Page and application data records

......

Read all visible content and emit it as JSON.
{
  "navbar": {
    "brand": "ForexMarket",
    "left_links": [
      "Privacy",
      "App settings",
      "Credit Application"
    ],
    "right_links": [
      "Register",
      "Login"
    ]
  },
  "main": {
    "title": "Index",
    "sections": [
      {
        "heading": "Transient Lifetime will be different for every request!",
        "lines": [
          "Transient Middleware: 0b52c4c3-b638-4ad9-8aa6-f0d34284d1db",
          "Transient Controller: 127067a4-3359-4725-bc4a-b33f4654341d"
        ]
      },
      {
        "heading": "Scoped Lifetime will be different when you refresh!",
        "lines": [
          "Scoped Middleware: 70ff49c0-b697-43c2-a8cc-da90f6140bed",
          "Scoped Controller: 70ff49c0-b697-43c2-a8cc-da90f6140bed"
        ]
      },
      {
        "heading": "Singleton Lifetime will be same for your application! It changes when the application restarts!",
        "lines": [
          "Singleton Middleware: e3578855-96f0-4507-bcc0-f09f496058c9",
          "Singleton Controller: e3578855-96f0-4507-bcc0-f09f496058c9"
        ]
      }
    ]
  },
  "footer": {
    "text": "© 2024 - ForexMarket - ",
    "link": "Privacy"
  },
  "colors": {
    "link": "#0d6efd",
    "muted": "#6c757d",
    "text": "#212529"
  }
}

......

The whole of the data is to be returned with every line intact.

Read all visible content and emit it as JSON.
{
  "navbar": {
    "brand": "ForexMarket",
    "left_links": [
      "Privacy",
      "App settings",
      "Credit Application"
    ],
    "right_links": [
      "Register",
      "Login"
    ]
  },
  "main": {
    "title": "Index",
    "sections": [
      {
        "heading": "Transient Lifetime will be different for every request!",
        "lines": [
          "Transient Middleware: 0b52c4c3-b638-4ad9-8aa6-f0d34284d1db",
          "Transient Controller: 127067a4-3359-4725-bc4a-b33f4654341d"
        ]
      },
      {
        "heading": "Scoped Lifetime will be different when you refresh!",
        "lines": [
          "Scoped Middleware: 70ff49c0-b697-43c2-a8cc-da90f6140bed",
          "Scoped Controller: 70ff49c0-b697-43c2-a8cc-da90f6140bed"
        ]
      },
      {
        "heading": "Singleton Lifetime will be same for your application! It changes when the application restarts!",
        "lines": [
          "Singleton Middleware: e3578855-96f0-4507-bcc0-f09f496058c9",
          "Singleton Controller: e3578855-96f0-4507-bcc0-f09f496058c9"
        ]
      }
    ]
  },
  "footer": {
    "text": "© 2024 - ForexMarket - ",
    "link": "Privacy"
  },
  "colors": {
    "link": "#0d6efd",
    "muted": "#6c757d",
    "text": "#212529"
  }
}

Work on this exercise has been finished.